Around 18 months ago, my colleague Victoria Gleason and I, embarked on a new project. Regular readers will know that we supervise students who provide pro bono legal advice to businesses through our law school’s legal advice clinic, the Student Law Office. Free legal advice for businesses is a rarity, and we wanted to spread the word about our students’ work in the clinic. We also wanted to provide our students with additional opportunities (outside of their practical day to day advice work) to build their business development, written, research, digital and reflective skills.
So… we designed and created the student-led blog We Take Care Of Business. And I’m delighted to report that the blog project has just been named in the shortlist for the Routledge/ALT Teaching Law with Technology Prize 2016.
How does the blog work?
The blog is a collaborative, voluntary, student-led project. We don’t dictate the content of the blog – the students decide what they write about. And they deal with a diverse range of topics! You’ll find useful information about legal issues like intellectual property, choosing the right business structure and commercial contracts for bands in the Information for Businesses section. And in the Information for Students section, you can read all about our students’ experiences in Student Law Office and beyond. Those posts contain engaging reflective content.
Victoria and I read the draft posts before they go live.

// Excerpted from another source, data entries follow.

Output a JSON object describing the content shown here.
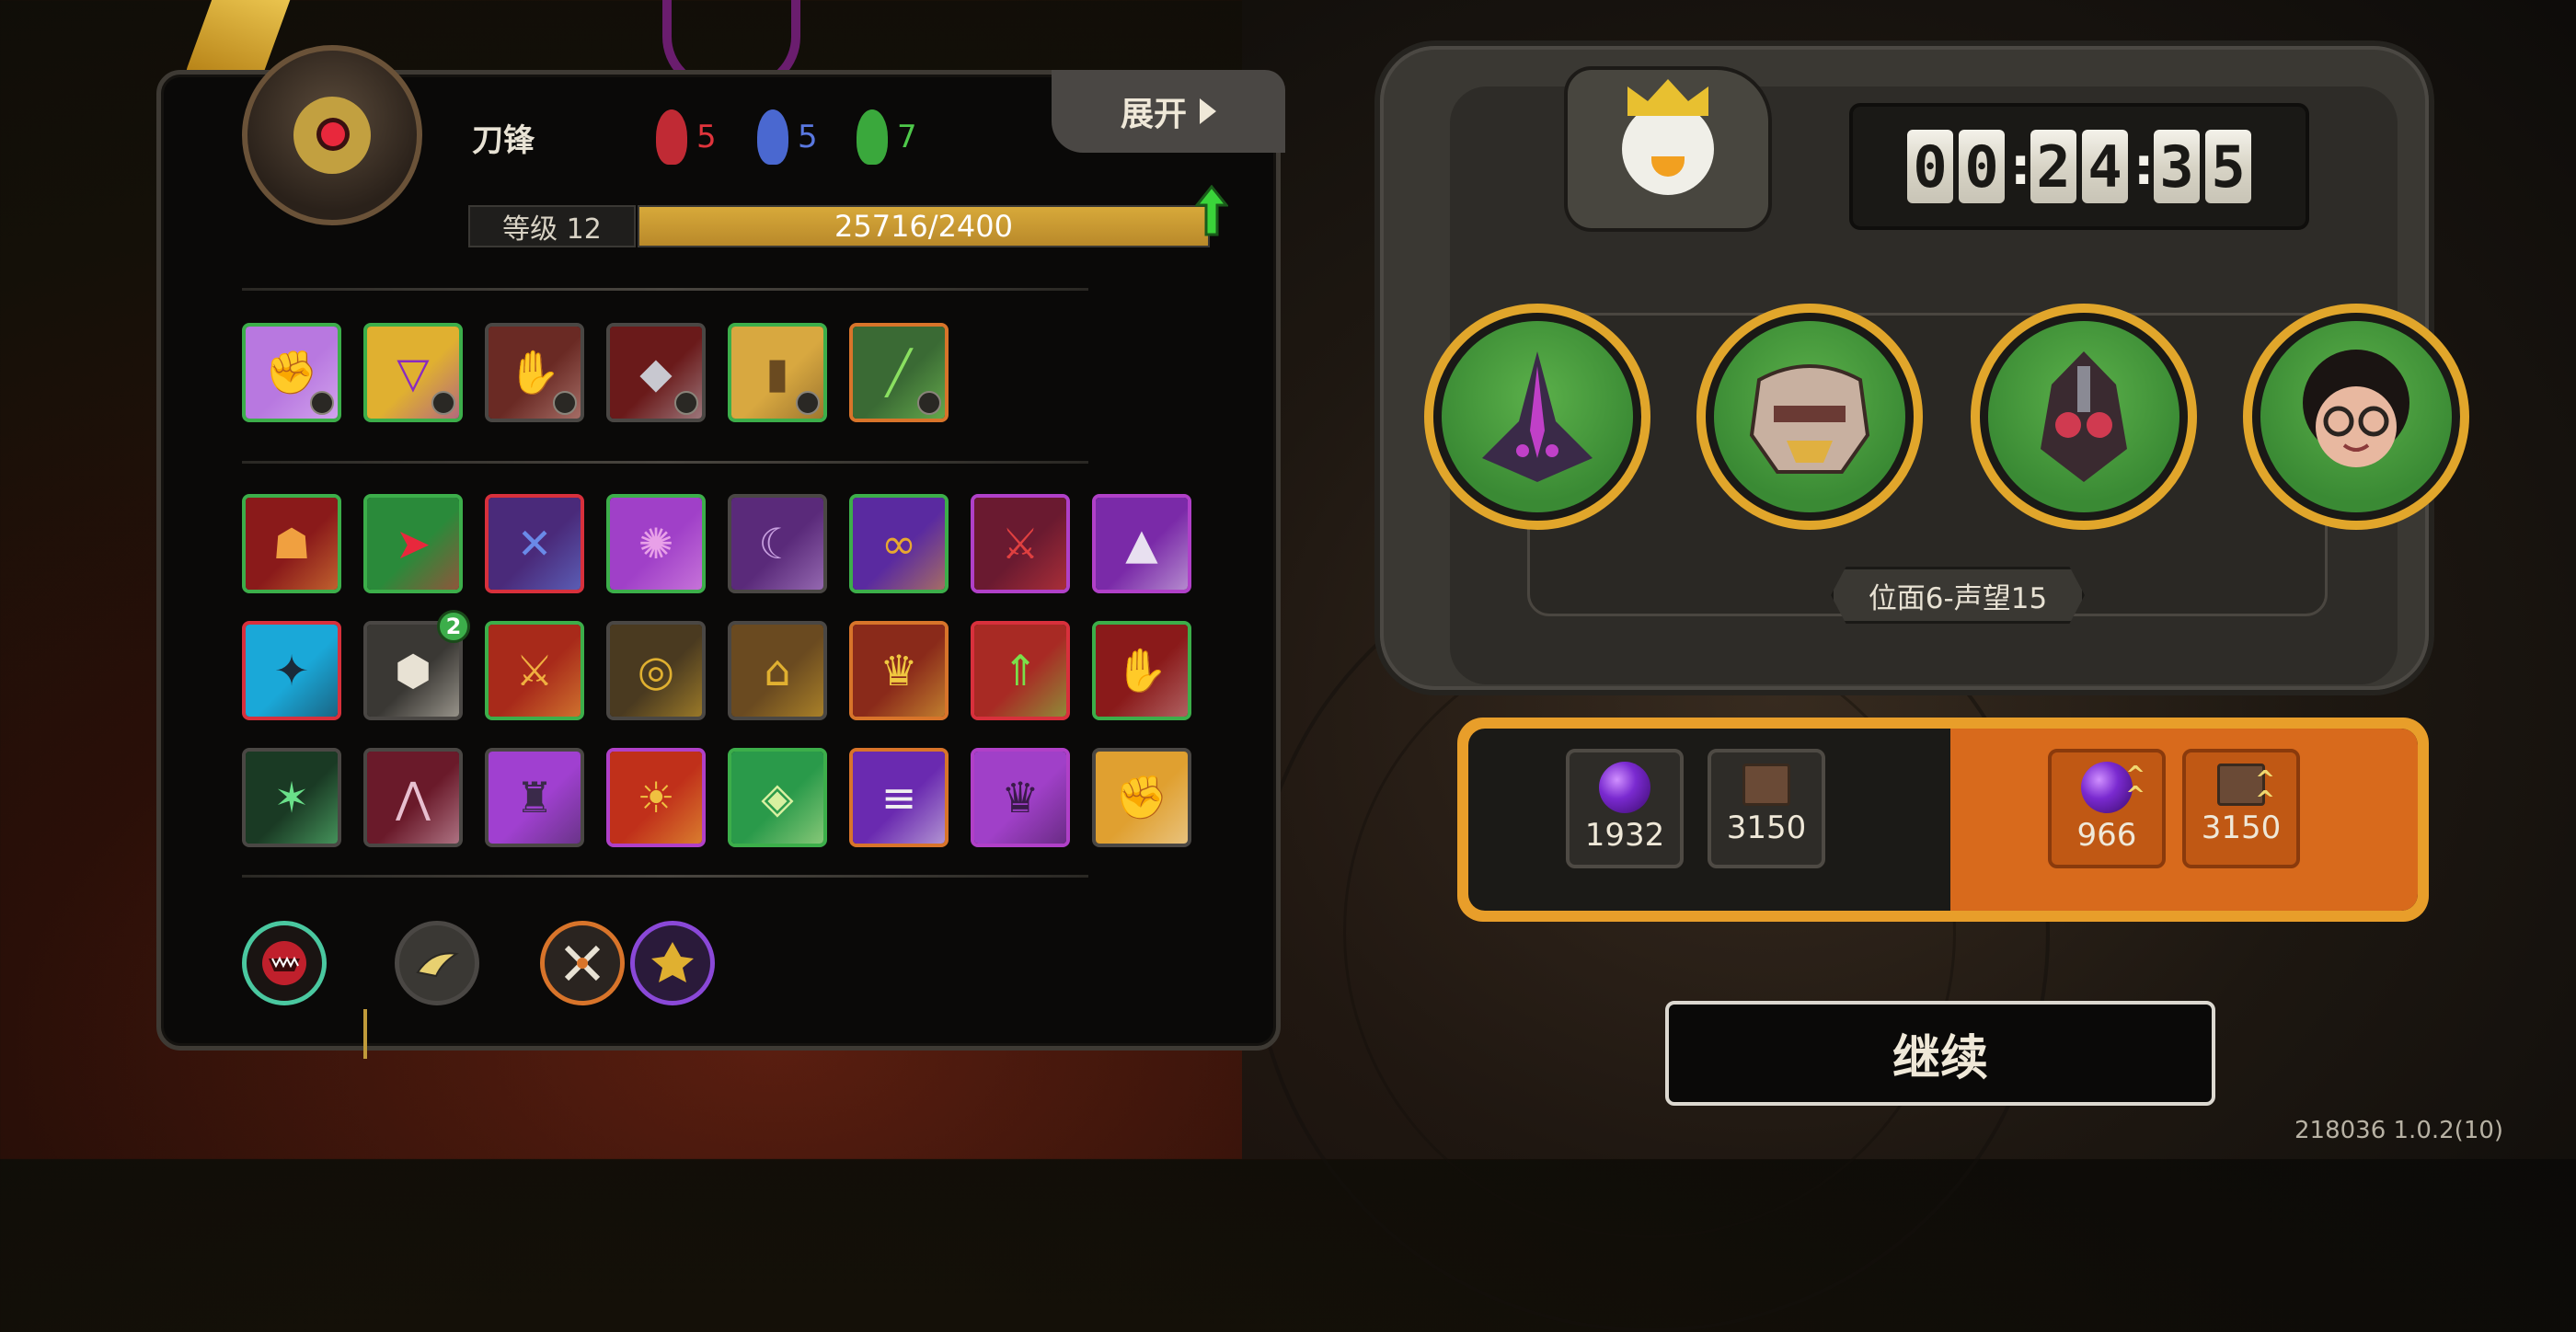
{
  "hero": {
    "name": "刀锋",
    "factions": [
      {
        "icon": "red-faction-icon",
        "count": "5",
        "color": "#e0343c"
      },
      {
        "icon": "blue-faction-icon",
        "count": "5",
        "color": "#5a78e0"
      },
      {
        "icon": "green-faction-icon",
        "count": "7",
        "color": "#4ec84a"
      }
    ],
    "level_label": "等级 12",
    "xp_text": "25716/2400",
    "xp_fill_fraction": 1.0,
    "expand_label": "展开"
  },
  "equipment_row": [
    {
      "icon": "purple-fist-icon",
      "border": "green"
    },
    {
      "icon": "gold-chest-icon",
      "border": "green"
    },
    {
      "icon": "claw-grip-icon",
      "border": "gray"
    },
    {
      "icon": "horned-helm-icon",
      "border": "gray"
    },
    {
      "icon": "gold-armor-icon",
      "border": "green"
    },
    {
      "icon": "green-syringe-icon",
      "border": "orange"
    }
  ],
  "skill_rows": [
    [
      {
        "icon": "red-beast-icon",
        "border": "green"
      },
      {
        "icon": "red-arrow-icon",
        "border": "green"
      },
      {
        "icon": "blue-mask-icon",
        "border": "red"
      },
      {
        "icon": "pink-blob-icon",
        "border": "green"
      },
      {
        "icon": "purple-claw-icon",
        "border": "gray"
      },
      {
        "icon": "purple-rune-icon",
        "border": "green"
      },
      {
        "icon": "red-blade-icon",
        "border": "purple"
      },
      {
        "icon": "purple-spike-icon",
        "border": "purple"
      }
    ],
    [
      {
        "icon": "cyan-star-icon",
        "border": "red"
      },
      {
        "icon": "hexagon-core-icon",
        "border": "gray",
        "badge": "2"
      },
      {
        "icon": "fire-sword-icon",
        "border": "green"
      },
      {
        "icon": "gold-shield-icon",
        "border": "gray"
      },
      {
        "icon": "gold-gate-icon",
        "border": "gray"
      },
      {
        "icon": "gold-crown-icon",
        "border": "orange"
      },
      {
        "icon": "green-tree-icon",
        "border": "red"
      },
      {
        "icon": "red-hand-icon",
        "border": "green"
      }
    ],
    [
      {
        "icon": "green-crystal-icon",
        "border": "gray"
      },
      {
        "icon": "red-rays-icon",
        "border": "gray"
      },
      {
        "icon": "purple-tower-icon",
        "border": "gray"
      },
      {
        "icon": "flame-ring-icon",
        "border": "purple"
      },
      {
        "icon": "green-diamond-icon",
        "border": "green"
      },
      {
        "icon": "purple-road-icon",
        "border": "orange"
      },
      {
        "icon": "purple-spikes-icon",
        "border": "purple"
      },
      {
        "icon": "gold-fist-icon",
        "border": "gray"
      }
    ]
  ],
  "bottom_icons": [
    {
      "icon": "red-fangs-icon"
    },
    {
      "icon": "gray-bird-icon"
    },
    {
      "icon": "crossed-blades-icon"
    },
    {
      "icon": "purple-gold-sigil-icon"
    }
  ],
  "timer": {
    "digits": [
      "0",
      "0",
      "2",
      "4",
      "3",
      "5"
    ]
  },
  "crown_icon": "crown-duck-icon",
  "team": [
    {
      "icon": "dark-horned-hero-icon"
    },
    {
      "icon": "robot-mask-hero-icon"
    },
    {
      "icon": "red-armored-hero-icon"
    },
    {
      "icon": "glasses-kid-hero-icon"
    }
  ],
  "rank_label": "位面6-声望15",
  "rewards": {
    "left": [
      {
        "icon": "purple-orb-icon",
        "value": "1932"
      },
      {
        "icon": "book-icon",
        "value": "3150"
      }
    ],
    "right": [
      {
        "icon": "purple-orb-upgrade-icon",
        "value": "966"
      },
      {
        "icon": "book-upgrade-icon",
        "value": "3150"
      }
    ]
  },
  "continue_label": "继续",
  "version": "218036 1.0.2(10)",
  "colors": {
    "accent_gold": "#e1a62b",
    "reward_orange": "#d86a1c",
    "xp_gold": "#d7a93a"
  }
}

We fact check and sometimes provide suggestions and other feedback, but the students have complete ownership of the blog. Each post provides the name of the student that wrote it, a photo of their choice and a biography they have written. The blog gives our students the opportunity to have a strong digital footprint – something we know employers are looking for – and it enhances their understanding of best practice in social media. Even the Law Society has guidance about social media these days! Through the blog our students demonstrate they can use social media in an engaging and responsible way.
What’s been the impact?
Over half of the students we have had in the clinic since the blog project started have written for it. We’ve even had collaborations between students in our clinic and students working in other areas of the Student Law Office. It has been fantastic to see these organic student partnerships arise via the blog. In addition, students who haven’t written for the blog have told us that they also find it useful as a source of information about the law and students’ experiences.
Amazingly, the blog has had just under 3000 visitors, from over 45 different countries across the world!
Former students have reported that their participation in the blog “sealed the deal” in job interviews and enhanced their employability.
James Warnock, a Northumbria Law School graduate and future Endeavour Partnership trainee, told us:
“Contributing to the blog proved invaluable in terms of boosting my employability. In interviews, I was able to demonstrate my business development skills by speaking about the client publicity that I had written.
“My blog posts showed firms that I was able to nurture client relationships, whilst providing added value and marketing services in an effective and client-focused manner.”
Victoria and I will be showcasing the blog project tomorrow at the 2016 Association of Law Teachers Conference, alongside our fellow finalists. The judges will consider our presentation and the written submissions we’ve made. There’ll also be an online vote – keep your eyes peeled for that!
We find out the results tomorrow night at the Conference dinner. Fingers crossed, and good luck to all!
For more information about the blog project and the Prize, please see: